The Unification Church is a religious movement founded in 1954 in Pusan, South Korea by the Reverend Sun Myung Moon.
Known for its massive weddings, the Church teaches a unique Christian theology.
It has caused a lot of controversy and the members are usually ridiculed as ‘Moonies’.
According to Moon, the world is created from God’s inner nature, which is reflected in the ‘double’ expressions of life (causal, masculine) and (resulting, feminine).
The purpose of creation, Moon believes, is to experience the joy of love.
Controversy around the church led to congressional hearings, and in 1982 Moon was convicted of tax evasion.
His supporters, including many prominent Church leaders, saw the process as an example of religious persecution by the government.
In 1994, on the 40th anniversary of the Church’s founding, Moon announced the creation of the International Federation for World Peace, which fulfilled many of the functions previously held by the Church.
Source: Encyclopædia Britannica
In July 1990, she interviewed a man named Andreas, who worked at the Church’s Principle Life Study Center in London, and soon began studying the workings of the religion.
Yolande said she initially felt happy after finding the church, giving up worldly possessions such as clothes and books – but admitted that there were “difficulties” from the start.
She said, “At first I felt hugged and happy. I was in an unfortunate situation, many of my decisions failed.
“When I gave up responsibility, I gave up my clothes, read my books, and thought everything would be all right.
“At first I was very happy, I felt I had found the answers and found something bigger.”
The Unification Church is a religious movement, founded in Pusan, South Korea, by the Venerable Sun Myung Moon (photo) in 1954
She added, “There were difficulties from the beginning, I wasn’t supposed to speak to someone who wasn’t in church, my friends or family.”
In February 1991, the church sent her to New York after friends and her ex-boyfriend tried to convince her to leave the church.
“I had much more control,” she said, “I couldn’t sleep more than three hours a night. I had to go out to beg for money or to bring people to church. ‘
She later added, “There were conditions of fasting, conditions of cold showers. I had to throw 120 buckets of water on my back. There were times when people beat me for dreaming something bad against me.
“I don’t disagree with the church, but I agree that people are kept under such strict rules.”
In July 1992, she was told that the church had found a match for her, a man named Gabriel, 28, from Ecuador, and that she would be married soon during a mass ceremony.
It was a very surreal experience, “said Yolande,” I was excited and scared. I didn’t know my husband at the time, he seemed like a serious person, but not a bad person.

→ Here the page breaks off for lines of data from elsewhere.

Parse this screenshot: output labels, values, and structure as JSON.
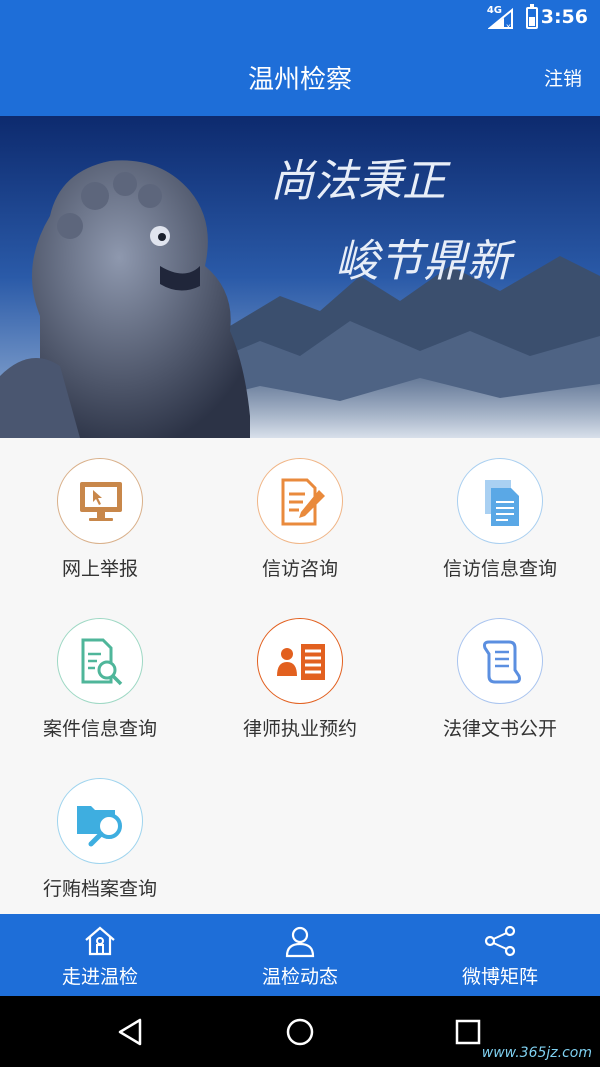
{
  "status_bar": {
    "network": "4G",
    "time": "3:56"
  },
  "app_bar": {
    "title": "温州检察",
    "logout_label": "注销"
  },
  "banner": {
    "line1": "尚法秉正",
    "line2": "峻节鼎新"
  },
  "services": [
    {
      "label": "网上举报",
      "icon": "computer-report-icon",
      "color": "#c8874a"
    },
    {
      "label": "信访咨询",
      "icon": "document-edit-icon",
      "color": "#e98a3c"
    },
    {
      "label": "信访信息查询",
      "icon": "documents-stack-icon",
      "color": "#5aa8e6"
    },
    {
      "label": "案件信息查询",
      "icon": "document-search-icon",
      "color": "#4fb69a"
    },
    {
      "label": "律师执业预约",
      "icon": "lawyer-card-icon",
      "color": "#e2601f"
    },
    {
      "label": "法律文书公开",
      "icon": "scroll-paper-icon",
      "color": "#5b8fe0"
    },
    {
      "label": "行贿档案查询",
      "icon": "folder-search-icon",
      "color": "#3eaee0"
    }
  ],
  "bottom_nav": [
    {
      "label": "走进温检",
      "icon": "home-icon"
    },
    {
      "label": "温检动态",
      "icon": "person-icon"
    },
    {
      "label": "微博矩阵",
      "icon": "share-icon"
    }
  ],
  "watermark": "www.365jz.com"
}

“I hadn’t had contact with a man in two years, and we hadn’t been able to marry for two years.”
In 2002, mother-of-two Yolande escaped from church after her husband left her, and in 2006 the couple were legally separated
She told hosts Holly Willoughby and Philip Schofield (both in the photo) that she was able to leave the church on her own accord and was shunned by other members
She added, “When you hear 60,000 people say ‘yes’ to the vows, it was exciting, it was frightening. Some people seemed happy, some tried to run and then came back. It was a very mixed experience. ‘
For the next two years, the couple would occasionally meet at religious events and exchange letters before finally having sex in 1994 after their church elders allowed it.
In 2002, mother-of-two Yolande escaped from church after her husband left her, and in 2006 the couple were legally separated.
She explained that she could leave the church on her own accord, but was avoided by other members. However, she was contacted to ask if her children would go to study.
She added, “I would be devastated if my kids entered some kind of cult because it keeps people from doing what they want to do.”
A spokesman for the Church said: “We conclude that all charges of washing the mind and controlling the mind are unfounded. We are saddened that Miss Brener tries to take advantage of her own shameful accusations. ‘